Instructions for the task: Give every line from the entries that contains "Event".

Data records for software interfaces
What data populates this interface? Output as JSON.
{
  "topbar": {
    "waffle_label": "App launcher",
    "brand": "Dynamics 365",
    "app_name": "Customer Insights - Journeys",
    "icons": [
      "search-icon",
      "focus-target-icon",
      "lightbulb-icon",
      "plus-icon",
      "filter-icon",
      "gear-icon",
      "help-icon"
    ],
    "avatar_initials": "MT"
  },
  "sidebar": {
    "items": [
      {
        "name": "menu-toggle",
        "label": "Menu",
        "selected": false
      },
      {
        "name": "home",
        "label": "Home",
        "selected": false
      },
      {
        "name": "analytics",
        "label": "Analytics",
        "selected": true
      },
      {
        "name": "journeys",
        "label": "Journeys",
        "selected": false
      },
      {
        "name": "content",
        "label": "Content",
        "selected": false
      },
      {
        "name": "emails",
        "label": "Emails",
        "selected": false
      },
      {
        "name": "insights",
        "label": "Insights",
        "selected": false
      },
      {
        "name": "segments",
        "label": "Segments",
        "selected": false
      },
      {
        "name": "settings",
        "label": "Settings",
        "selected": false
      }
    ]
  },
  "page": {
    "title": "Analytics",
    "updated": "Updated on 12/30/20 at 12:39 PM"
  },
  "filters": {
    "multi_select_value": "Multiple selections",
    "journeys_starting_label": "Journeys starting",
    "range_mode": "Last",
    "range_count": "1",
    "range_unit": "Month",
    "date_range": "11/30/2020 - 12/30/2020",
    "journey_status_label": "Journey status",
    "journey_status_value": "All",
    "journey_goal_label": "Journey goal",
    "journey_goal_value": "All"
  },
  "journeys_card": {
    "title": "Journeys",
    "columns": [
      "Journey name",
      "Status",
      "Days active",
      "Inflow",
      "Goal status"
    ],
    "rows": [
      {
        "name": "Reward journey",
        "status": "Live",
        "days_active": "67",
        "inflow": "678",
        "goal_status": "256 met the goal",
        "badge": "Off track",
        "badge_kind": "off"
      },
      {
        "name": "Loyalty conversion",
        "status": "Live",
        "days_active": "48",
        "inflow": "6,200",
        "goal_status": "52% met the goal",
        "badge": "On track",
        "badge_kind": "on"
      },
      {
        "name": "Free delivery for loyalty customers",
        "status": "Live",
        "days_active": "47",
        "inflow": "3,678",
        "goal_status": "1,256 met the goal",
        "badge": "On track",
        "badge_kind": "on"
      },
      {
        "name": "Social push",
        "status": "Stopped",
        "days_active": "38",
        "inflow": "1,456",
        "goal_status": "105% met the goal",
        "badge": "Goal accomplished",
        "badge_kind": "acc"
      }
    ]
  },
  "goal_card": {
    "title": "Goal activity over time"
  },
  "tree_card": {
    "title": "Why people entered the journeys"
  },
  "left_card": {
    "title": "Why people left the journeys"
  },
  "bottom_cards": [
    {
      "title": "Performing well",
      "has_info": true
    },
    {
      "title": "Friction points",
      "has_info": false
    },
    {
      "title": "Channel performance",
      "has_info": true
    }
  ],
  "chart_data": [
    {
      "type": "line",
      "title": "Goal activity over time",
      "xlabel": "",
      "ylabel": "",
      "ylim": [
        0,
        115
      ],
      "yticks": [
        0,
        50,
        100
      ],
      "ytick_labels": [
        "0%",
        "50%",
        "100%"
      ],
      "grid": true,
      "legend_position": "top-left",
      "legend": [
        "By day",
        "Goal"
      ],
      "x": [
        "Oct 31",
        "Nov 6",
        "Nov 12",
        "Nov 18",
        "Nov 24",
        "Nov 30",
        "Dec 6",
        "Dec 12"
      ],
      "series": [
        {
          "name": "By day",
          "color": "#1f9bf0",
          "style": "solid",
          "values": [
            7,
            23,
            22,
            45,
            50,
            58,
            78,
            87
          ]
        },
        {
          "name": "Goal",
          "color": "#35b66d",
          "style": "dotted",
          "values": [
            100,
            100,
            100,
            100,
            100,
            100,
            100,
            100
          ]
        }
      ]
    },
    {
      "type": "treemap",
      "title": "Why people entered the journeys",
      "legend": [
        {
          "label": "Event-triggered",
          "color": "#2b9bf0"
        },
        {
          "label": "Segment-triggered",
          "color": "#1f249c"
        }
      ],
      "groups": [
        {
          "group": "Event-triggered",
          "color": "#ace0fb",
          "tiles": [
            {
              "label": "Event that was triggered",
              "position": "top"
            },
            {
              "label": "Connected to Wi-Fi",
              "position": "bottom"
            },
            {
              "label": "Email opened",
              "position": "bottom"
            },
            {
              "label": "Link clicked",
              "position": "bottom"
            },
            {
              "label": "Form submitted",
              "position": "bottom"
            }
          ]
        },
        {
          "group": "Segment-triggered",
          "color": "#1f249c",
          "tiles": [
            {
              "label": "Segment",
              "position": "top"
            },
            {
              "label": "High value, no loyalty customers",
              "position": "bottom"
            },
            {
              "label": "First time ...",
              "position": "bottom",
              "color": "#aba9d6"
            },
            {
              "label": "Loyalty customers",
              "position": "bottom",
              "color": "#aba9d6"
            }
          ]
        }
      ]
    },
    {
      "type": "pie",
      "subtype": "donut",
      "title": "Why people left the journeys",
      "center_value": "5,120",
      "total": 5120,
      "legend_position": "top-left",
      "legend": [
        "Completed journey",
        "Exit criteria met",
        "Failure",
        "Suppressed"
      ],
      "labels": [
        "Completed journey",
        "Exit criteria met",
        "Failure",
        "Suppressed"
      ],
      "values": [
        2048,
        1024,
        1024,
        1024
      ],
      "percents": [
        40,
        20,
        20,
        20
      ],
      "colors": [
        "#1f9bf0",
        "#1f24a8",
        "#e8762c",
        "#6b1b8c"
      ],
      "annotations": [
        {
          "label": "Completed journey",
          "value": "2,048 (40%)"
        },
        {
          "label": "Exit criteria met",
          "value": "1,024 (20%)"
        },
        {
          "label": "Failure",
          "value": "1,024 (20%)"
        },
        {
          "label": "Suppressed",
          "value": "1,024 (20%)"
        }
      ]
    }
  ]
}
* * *
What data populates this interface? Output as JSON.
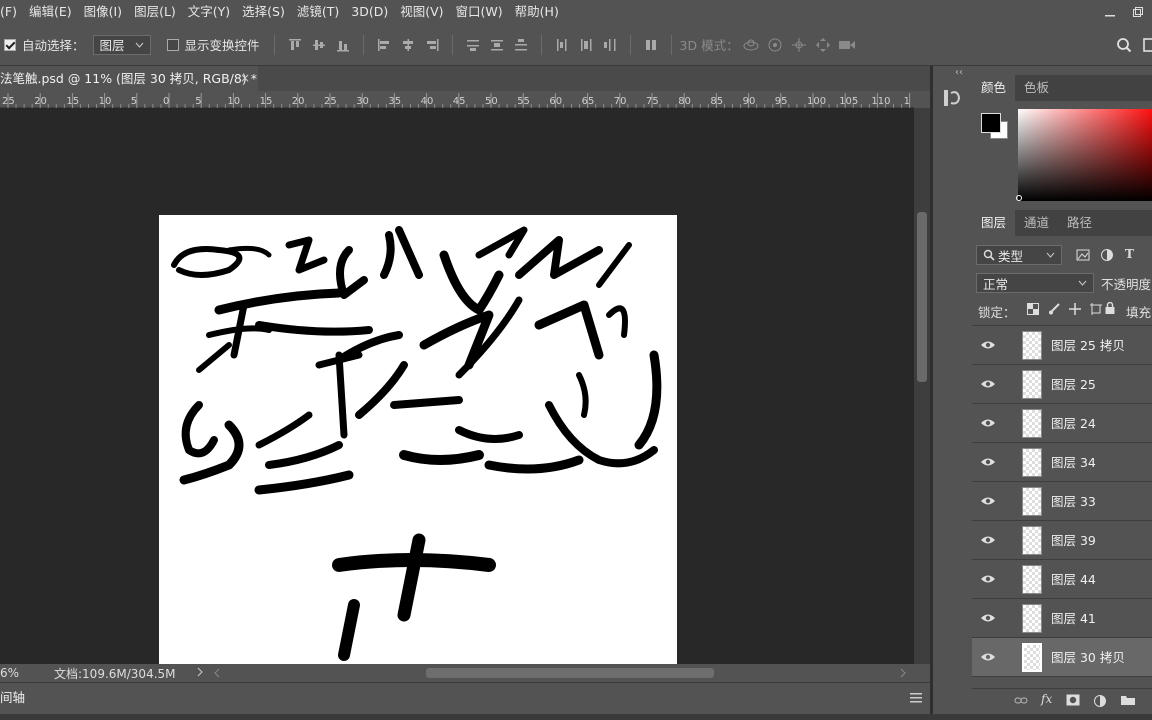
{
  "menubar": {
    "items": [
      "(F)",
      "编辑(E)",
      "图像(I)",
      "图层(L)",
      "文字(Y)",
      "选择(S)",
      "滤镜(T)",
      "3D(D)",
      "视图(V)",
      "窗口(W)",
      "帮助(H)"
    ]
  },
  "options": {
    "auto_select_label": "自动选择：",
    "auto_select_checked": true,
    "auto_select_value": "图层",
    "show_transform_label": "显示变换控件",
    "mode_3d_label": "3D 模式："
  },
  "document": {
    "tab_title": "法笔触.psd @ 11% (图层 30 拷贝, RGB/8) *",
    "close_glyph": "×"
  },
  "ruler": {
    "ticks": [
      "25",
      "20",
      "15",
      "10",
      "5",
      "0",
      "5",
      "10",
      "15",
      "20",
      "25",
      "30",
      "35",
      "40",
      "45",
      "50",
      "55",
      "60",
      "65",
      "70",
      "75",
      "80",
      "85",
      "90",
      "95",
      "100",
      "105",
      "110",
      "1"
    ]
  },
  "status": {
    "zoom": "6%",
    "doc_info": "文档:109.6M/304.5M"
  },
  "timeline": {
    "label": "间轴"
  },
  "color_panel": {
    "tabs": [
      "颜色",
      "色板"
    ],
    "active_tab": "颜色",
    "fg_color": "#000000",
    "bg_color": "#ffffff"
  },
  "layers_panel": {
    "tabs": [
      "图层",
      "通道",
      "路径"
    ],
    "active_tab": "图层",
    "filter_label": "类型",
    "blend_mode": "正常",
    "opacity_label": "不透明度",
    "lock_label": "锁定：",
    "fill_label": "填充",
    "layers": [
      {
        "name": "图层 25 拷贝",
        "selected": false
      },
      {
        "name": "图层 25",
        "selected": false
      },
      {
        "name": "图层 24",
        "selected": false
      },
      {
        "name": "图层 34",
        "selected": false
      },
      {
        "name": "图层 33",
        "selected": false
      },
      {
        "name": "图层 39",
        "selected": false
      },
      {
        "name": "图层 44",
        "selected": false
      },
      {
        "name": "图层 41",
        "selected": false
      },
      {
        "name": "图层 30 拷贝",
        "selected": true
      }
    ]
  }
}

Reply:
          "label": "Event-triggered",
          "group": "Event-triggered",
              "label": "Event that was triggered",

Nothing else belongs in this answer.